§ **WHAT IS NEEDED**
The entire set of lines below should be copied exactly.

◇ ◇ ◇ ◇ ◇ ◇ ◇

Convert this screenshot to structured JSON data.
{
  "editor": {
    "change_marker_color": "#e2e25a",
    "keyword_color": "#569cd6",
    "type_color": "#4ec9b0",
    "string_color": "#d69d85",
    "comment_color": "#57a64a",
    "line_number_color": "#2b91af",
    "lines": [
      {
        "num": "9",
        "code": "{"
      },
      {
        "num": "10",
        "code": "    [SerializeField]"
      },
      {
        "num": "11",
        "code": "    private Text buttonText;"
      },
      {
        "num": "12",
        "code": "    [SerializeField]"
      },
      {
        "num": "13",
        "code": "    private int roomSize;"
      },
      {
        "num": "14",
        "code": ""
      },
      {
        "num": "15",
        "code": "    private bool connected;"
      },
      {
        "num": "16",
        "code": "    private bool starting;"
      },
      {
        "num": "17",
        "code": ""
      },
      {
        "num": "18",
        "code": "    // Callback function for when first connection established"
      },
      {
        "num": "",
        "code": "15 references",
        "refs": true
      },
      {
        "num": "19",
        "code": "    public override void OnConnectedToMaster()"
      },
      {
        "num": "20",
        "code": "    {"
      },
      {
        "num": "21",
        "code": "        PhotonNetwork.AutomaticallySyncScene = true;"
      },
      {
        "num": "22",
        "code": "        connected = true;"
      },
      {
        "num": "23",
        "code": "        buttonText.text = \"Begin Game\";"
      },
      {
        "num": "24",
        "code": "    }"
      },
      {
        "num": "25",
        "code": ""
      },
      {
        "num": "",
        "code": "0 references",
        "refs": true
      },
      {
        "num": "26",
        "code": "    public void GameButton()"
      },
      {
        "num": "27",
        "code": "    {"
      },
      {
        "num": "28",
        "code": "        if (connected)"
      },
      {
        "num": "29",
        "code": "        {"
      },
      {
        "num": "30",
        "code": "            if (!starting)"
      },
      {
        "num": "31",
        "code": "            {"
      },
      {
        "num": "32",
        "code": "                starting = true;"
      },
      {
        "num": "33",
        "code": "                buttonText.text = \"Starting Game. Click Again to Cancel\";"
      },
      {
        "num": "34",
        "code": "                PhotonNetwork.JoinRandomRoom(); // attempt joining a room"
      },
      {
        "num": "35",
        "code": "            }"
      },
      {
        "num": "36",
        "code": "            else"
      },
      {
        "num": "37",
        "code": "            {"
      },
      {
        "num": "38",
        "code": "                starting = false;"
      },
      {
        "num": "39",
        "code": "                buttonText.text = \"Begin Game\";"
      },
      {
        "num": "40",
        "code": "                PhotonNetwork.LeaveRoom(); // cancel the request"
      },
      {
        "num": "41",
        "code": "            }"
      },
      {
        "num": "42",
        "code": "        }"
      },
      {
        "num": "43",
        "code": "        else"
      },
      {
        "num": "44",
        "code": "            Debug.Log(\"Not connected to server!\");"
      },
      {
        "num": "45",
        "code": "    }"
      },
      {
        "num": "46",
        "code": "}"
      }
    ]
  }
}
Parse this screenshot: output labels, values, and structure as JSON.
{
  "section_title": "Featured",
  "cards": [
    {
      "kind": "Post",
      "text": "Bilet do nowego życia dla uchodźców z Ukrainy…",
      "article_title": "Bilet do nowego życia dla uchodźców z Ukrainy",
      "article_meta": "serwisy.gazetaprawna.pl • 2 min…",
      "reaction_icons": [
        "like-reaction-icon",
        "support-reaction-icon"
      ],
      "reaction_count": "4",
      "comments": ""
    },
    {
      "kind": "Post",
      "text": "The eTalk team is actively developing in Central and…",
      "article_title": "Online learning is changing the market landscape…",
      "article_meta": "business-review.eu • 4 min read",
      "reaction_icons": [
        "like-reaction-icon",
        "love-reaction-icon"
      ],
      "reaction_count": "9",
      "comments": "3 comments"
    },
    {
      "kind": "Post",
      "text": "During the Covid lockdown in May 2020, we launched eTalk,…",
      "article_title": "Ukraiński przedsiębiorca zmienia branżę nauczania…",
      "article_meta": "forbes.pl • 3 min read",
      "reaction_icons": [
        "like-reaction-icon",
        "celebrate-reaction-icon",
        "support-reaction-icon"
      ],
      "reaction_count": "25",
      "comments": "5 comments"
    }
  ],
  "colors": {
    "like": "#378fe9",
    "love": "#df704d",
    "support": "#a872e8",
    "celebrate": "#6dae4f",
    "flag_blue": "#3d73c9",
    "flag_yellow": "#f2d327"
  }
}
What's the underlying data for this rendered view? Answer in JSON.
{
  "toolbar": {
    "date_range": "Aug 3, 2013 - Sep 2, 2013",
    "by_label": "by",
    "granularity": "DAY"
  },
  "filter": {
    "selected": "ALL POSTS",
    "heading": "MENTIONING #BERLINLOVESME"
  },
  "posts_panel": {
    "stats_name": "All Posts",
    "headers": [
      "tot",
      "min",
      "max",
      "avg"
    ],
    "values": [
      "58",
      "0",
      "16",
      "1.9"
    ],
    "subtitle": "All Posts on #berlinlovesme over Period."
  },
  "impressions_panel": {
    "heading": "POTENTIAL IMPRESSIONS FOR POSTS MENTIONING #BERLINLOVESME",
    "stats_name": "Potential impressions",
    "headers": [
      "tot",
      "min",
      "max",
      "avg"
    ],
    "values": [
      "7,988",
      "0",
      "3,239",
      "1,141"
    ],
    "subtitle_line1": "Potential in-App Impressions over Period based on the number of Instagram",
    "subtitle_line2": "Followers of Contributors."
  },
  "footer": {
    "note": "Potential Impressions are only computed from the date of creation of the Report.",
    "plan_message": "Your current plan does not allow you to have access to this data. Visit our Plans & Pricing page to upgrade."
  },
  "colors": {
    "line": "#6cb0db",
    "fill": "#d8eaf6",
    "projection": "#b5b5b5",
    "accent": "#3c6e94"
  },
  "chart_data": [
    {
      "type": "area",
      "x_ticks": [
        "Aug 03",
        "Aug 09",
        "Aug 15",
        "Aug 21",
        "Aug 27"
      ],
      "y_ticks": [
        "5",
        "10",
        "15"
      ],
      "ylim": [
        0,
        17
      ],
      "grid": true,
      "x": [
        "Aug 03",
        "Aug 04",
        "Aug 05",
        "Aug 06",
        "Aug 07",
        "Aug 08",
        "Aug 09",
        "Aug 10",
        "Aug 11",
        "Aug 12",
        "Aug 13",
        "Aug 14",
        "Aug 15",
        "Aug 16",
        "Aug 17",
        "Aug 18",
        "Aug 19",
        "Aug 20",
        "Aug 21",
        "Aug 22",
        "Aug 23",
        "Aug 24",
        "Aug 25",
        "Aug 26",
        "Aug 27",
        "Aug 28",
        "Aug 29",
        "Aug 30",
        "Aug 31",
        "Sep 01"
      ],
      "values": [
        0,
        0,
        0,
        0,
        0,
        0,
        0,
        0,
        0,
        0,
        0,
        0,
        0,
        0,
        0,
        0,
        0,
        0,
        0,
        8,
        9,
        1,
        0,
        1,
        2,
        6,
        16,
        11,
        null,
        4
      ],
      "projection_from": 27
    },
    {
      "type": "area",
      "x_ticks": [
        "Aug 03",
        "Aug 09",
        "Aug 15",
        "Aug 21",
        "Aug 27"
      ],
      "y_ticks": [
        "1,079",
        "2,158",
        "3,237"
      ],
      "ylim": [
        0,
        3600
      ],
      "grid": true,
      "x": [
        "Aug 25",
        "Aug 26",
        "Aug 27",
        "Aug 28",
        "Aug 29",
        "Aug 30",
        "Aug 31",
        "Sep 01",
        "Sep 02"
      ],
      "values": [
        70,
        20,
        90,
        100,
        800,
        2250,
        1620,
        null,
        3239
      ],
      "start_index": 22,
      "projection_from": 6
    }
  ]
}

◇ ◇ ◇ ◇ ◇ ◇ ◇

§ **OUTPUT BELOW**
Convert this screenshot to structured JSON data.
{
  "editor": {
    "change_marker_color": "#e2e25a",
    "keyword_color": "#569cd6",
    "type_color": "#4ec9b0",
    "string_color": "#d69d85",
    "comment_color": "#57a64a",
    "line_number_color": "#2b91af",
    "lines": [
      {
        "num": "9",
        "code": "{"
      },
      {
        "num": "10",
        "code": "    [SerializeField]"
      },
      {
        "num": "11",
        "code": "    private Text buttonText;"
      },
      {
        "num": "12",
        "code": "    [SerializeField]"
      },
      {
        "num": "13",
        "code": "    private int roomSize;"
      },
      {
        "num": "14",
        "code": ""
      },
      {
        "num": "15",
        "code": "    private bool connected;"
      },
      {
        "num": "16",
        "code": "    private bool starting;"
      },
      {
        "num": "17",
        "code": ""
      },
      {
        "num": "18",
        "code": "    // Callback function for when first connection established"
      },
      {
        "num": "",
        "code": "15 references",
        "refs": true
      },
      {
        "num": "19",
        "code": "    public override void OnConnectedToMaster()"
      },
      {
        "num": "20",
        "code": "    {"
      },
      {
        "num": "21",
        "code": "        PhotonNetwork.AutomaticallySyncScene = true;"
      },
      {
        "num": "22",
        "code": "        connected = true;"
      },
      {
        "num": "23",
        "code": "        buttonText.text = \"Begin Game\";"
      },
      {
        "num": "24",
        "code": "    }"
      },
      {
        "num": "25",
        "code": ""
      },
      {
        "num": "",
        "code": "0 references",
        "refs": true
      },
      {
        "num": "26",
        "code": "    public void GameButton()"
      },
      {
        "num": "27",
        "code": "    {"
      },
      {
        "num": "28",
        "code": "        if (connected)"
      },
      {
        "num": "29",
        "code": "        {"
      },
      {
        "num": "30",
        "code": "            if (!starting)"
      },
      {
        "num": "31",
        "code": "            {"
      },
      {
        "num": "32",
        "code": "                starting = true;"
      },
      {
        "num": "33",
        "code": "                buttonText.text = \"Starting Game. Click Again to Cancel\";"
      },
      {
        "num": "34",
        "code": "                PhotonNetwork.JoinRandomRoom(); // attempt joining a room"
      },
      {
        "num": "35",
        "code": "            }"
      },
      {
        "num": "36",
        "code": "            else"
      },
      {
        "num": "37",
        "code": "            {"
      },
      {
        "num": "38",
        "code": "                starting = false;"
      },
      {
        "num": "39",
        "code": "                buttonText.text = \"Begin Game\";"
      },
      {
        "num": "40",
        "code": "                PhotonNetwork.LeaveRoom(); // cancel the request"
      },
      {
        "num": "41",
        "code": "            }"
      },
      {
        "num": "42",
        "code": "        }"
      },
      {
        "num": "43",
        "code": "        else"
      },
      {
        "num": "44",
        "code": "            Debug.Log(\"Not connected to server!\");"
      },
      {
        "num": "45",
        "code": "    }"
      },
      {
        "num": "46",
        "code": "}"
      }
    ]
  }
}
Parse this screenshot: output labels, values, and structure as JSON.
{
  "section_title": "Featured",
  "cards": [
    {
      "kind": "Post",
      "text": "Bilet do nowego życia dla uchodźców z Ukrainy…",
      "article_title": "Bilet do nowego życia dla uchodźców z Ukrainy",
      "article_meta": "serwisy.gazetaprawna.pl • 2 min…",
      "reaction_icons": [
        "like-reaction-icon",
        "support-reaction-icon"
      ],
      "reaction_count": "4",
      "comments": ""
    },
    {
      "kind": "Post",
      "text": "The eTalk team is actively developing in Central and…",
      "article_title": "Online learning is changing the market landscape…",
      "article_meta": "business-review.eu • 4 min read",
      "reaction_icons": [
        "like-reaction-icon",
        "love-reaction-icon"
      ],
      "reaction_count": "9",
      "comments": "3 comments"
    },
    {
      "kind": "Post",
      "text": "During the Covid lockdown in May 2020, we launched eTalk,…",
      "article_title": "Ukraiński przedsiębiorca zmienia branżę nauczania…",
      "article_meta": "forbes.pl • 3 min read",
      "reaction_icons": [
        "like-reaction-icon",
        "celebrate-reaction-icon",
        "support-reaction-icon"
      ],
      "reaction_count": "25",
      "comments": "5 comments"
    }
  ],
  "colors": {
    "like": "#378fe9",
    "love": "#df704d",
    "support": "#a872e8",
    "celebrate": "#6dae4f",
    "flag_blue": "#3d73c9",
    "flag_yellow": "#f2d327"
  }
}
What's the underlying data for this rendered view? Answer in JSON.
{
  "toolbar": {
    "date_range": "Aug 3, 2013 - Sep 2, 2013",
    "by_label": "by",
    "granularity": "DAY"
  },
  "filter": {
    "selected": "ALL POSTS",
    "heading": "MENTIONING #BERLINLOVESME"
  },
  "posts_panel": {
    "stats_name": "All Posts",
    "headers": [
      "tot",
      "min",
      "max",
      "avg"
    ],
    "values": [
      "58",
      "0",
      "16",
      "1.9"
    ],
    "subtitle": "All Posts on #berlinlovesme over Period."
  },
  "impressions_panel": {
    "heading": "POTENTIAL IMPRESSIONS FOR POSTS MENTIONING #BERLINLOVESME",
    "stats_name": "Potential impressions",
    "headers": [
      "tot",
      "min",
      "max",
      "avg"
    ],
    "values": [
      "7,988",
      "0",
      "3,239",
      "1,141"
    ],
    "subtitle_line1": "Potential in-App Impressions over Period based on the number of Instagram",
    "subtitle_line2": "Followers of Contributors."
  },
  "footer": {
    "note": "Potential Impressions are only computed from the date of creation of the Report.",
    "plan_message": "Your current plan does not allow you to have access to this data. Visit our Plans & Pricing page to upgrade."
  },
  "colors": {
    "line": "#6cb0db",
    "fill": "#d8eaf6",
    "projection": "#b5b5b5",
    "accent": "#3c6e94"
  },
  "chart_data": [
    {
      "type": "area",
      "x_ticks": [
        "Aug 03",
        "Aug 09",
        "Aug 15",
        "Aug 21",
        "Aug 27"
      ],
      "y_ticks": [
        "5",
        "10",
        "15"
      ],
      "ylim": [
        0,
        17
      ],
      "grid": true,
      "x": [
        "Aug 03",
        "Aug 04",
        "Aug 05",
        "Aug 06",
        "Aug 07",
        "Aug 08",
        "Aug 09",
        "Aug 10",
        "Aug 11",
        "Aug 12",
        "Aug 13",
        "Aug 14",
        "Aug 15",
        "Aug 16",
        "Aug 17",
        "Aug 18",
        "Aug 19",
        "Aug 20",
        "Aug 21",
        "Aug 22",
        "Aug 23",
        "Aug 24",
        "Aug 25",
        "Aug 26",
        "Aug 27",
        "Aug 28",
        "Aug 29",
        "Aug 30",
        "Aug 31",
        "Sep 01"
      ],
      "values": [
        0,
        0,
        0,
        0,
        0,
        0,
        0,
        0,
        0,
        0,
        0,
        0,
        0,
        0,
        0,
        0,
        0,
        0,
        0,
        8,
        9,
        1,
        0,
        1,
        2,
        6,
        16,
        11,
        null,
        4
      ],
      "projection_from": 27
    },
    {
      "type": "area",
      "x_ticks": [
        "Aug 03",
        "Aug 09",
        "Aug 15",
        "Aug 21",
        "Aug 27"
      ],
      "y_ticks": [
        "1,079",
        "2,158",
        "3,237"
      ],
      "ylim": [
        0,
        3600
      ],
      "grid": true,
      "x": [
        "Aug 25",
        "Aug 26",
        "Aug 27",
        "Aug 28",
        "Aug 29",
        "Aug 30",
        "Aug 31",
        "Sep 01",
        "Sep 02"
      ],
      "values": [
        70,
        20,
        90,
        100,
        800,
        2250,
        1620,
        null,
        3239
      ],
      "start_index": 22,
      "projection_from": 6
    }
  ]
}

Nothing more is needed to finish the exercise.